We discuss so many important issues in the classroom and course books offer various inspiring topics to explore. There are some concepts, and it is especially true about values, which cannot be ‘taught’ but rather introduced. On Amnesty International Day (28th May) let’s think about the place of tolerance in the classroom. There are two aspects of learning English which make me think about tolerance and other values in our lesson plans. My first reason is obvious for all of us, but it still highlights important ideas. When we teach English, we teach an international language that connects people from all over the world. We aren’t just teaching our students to communicate, but we are also teaching them how to communicate with people from diverse cultures. Moreover, we are also teaching the multicultural history of the United Kingdom, the USA, Canada, Australia. My other reason is that by adding texts (both classics and contemporary fiction and visual stories) to our syllabus, we inevitably introduce different points of view, experiences and life stories which then become the starting points of deep discussions in the classroom.
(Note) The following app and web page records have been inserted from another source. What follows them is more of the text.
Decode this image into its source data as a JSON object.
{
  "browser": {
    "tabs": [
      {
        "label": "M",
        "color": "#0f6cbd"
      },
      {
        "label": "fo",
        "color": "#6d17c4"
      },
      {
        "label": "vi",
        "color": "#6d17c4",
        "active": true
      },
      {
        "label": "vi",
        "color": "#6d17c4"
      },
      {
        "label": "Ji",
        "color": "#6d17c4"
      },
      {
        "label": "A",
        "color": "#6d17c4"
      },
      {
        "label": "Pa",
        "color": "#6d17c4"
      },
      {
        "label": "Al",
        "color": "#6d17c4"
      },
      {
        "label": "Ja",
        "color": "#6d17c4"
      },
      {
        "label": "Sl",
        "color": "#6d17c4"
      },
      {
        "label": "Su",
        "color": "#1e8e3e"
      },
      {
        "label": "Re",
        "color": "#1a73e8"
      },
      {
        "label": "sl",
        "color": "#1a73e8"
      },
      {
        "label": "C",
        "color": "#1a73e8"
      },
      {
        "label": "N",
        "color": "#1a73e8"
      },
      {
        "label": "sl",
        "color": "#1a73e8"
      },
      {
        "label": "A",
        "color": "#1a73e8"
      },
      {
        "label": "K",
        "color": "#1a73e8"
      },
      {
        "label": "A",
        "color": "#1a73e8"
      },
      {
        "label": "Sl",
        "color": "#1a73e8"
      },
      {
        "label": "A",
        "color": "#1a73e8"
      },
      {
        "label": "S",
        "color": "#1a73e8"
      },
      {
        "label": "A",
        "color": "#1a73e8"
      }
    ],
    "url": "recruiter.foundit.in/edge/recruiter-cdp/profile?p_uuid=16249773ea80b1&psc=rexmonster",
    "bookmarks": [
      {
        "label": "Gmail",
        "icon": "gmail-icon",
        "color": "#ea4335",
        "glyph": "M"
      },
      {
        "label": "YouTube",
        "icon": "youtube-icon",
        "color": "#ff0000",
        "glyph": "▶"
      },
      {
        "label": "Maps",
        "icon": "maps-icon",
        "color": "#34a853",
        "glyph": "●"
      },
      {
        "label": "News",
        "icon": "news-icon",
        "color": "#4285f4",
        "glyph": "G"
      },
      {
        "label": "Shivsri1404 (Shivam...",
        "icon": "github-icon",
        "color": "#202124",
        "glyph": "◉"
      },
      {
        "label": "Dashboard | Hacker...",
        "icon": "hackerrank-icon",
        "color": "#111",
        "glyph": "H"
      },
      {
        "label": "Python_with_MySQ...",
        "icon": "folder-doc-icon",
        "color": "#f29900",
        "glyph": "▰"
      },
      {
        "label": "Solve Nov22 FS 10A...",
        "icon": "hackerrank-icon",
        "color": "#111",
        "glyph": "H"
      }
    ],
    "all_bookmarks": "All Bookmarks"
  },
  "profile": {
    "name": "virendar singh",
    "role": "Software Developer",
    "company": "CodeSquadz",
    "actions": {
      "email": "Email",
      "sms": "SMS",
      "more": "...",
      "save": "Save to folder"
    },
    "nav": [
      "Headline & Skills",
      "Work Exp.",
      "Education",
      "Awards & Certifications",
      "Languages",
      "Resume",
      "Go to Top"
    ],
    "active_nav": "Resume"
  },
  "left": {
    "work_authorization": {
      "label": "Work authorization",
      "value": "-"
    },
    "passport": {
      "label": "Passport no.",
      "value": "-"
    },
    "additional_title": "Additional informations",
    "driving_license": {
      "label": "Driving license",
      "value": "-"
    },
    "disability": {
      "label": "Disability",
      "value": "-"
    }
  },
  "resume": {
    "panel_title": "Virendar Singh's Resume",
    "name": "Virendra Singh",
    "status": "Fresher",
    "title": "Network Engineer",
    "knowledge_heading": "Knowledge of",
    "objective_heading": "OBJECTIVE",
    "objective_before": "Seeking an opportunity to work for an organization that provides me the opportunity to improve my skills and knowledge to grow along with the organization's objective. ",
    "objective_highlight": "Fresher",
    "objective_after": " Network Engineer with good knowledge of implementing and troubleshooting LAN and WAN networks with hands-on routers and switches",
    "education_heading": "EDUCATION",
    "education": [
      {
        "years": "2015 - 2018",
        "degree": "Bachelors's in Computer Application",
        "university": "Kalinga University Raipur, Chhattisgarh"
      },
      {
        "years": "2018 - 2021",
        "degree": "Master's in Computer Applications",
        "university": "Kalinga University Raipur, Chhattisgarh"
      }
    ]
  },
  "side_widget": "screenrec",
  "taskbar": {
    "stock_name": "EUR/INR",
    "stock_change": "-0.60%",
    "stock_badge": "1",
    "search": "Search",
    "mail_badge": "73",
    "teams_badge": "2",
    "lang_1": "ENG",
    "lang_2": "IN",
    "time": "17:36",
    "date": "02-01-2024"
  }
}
We cannot say that our aim is ‘to teach tolerance’ through stories and literary texts, but rather to show new worlds to our students in the hope of widening their horizons. Through stories children, teens and adults will become familiar with various realities and emotions they might have not experienced before. The diversity and multicultural aspects of the English language offers you stories from all over the world, and these narratives encourage our students to think about themes such as prejudice, justice, equality, human rights, leading them to the questions of empathy, solidarity and tolerance.
We looked at the Helbling Young Readers and Readers series and some young adult novels to see which novels could work well in your classroom. With young readers you do not need to stage discussions. The main idea at this age is to get the little ones to experience colourful stories. With older readers you can decide whether you want to use the books as a springboard for class discussion or personal reflection.
- Can I Play? written by Rick Sampedro, illustrated by Valentina Mai
- The Beach written by Rick Sampedro, illustrated by
- The Kite written by Rick Sampedro, illustrated by Stefano Misesti
- Skater Boy written by Maria Cleary, illustrated by Lorenzo Sabbatini
- Oliver Twist by Charles Dickens
- Jane Eyre by Charlotte Brontë
- Wuthering Heights by Emily Brontë
- The Garden Party by Katherine Mansfield
- Heart of Darkness by Joseph Conrad
- Twelve Years a Slave by Solomon Northup
Original stories for teens
Young Adult Novels
Visit the the Helbling website about Young Adult Novels, 101yans.com or browse the anthology 101 Young Adult Novels written by Christian Holzmann. Search the following keywords for a collection of titles and more:
Have you ever read any of these books with your students? How did they respond to them? How did they feel about the lives of the characters? Share your experiences with us!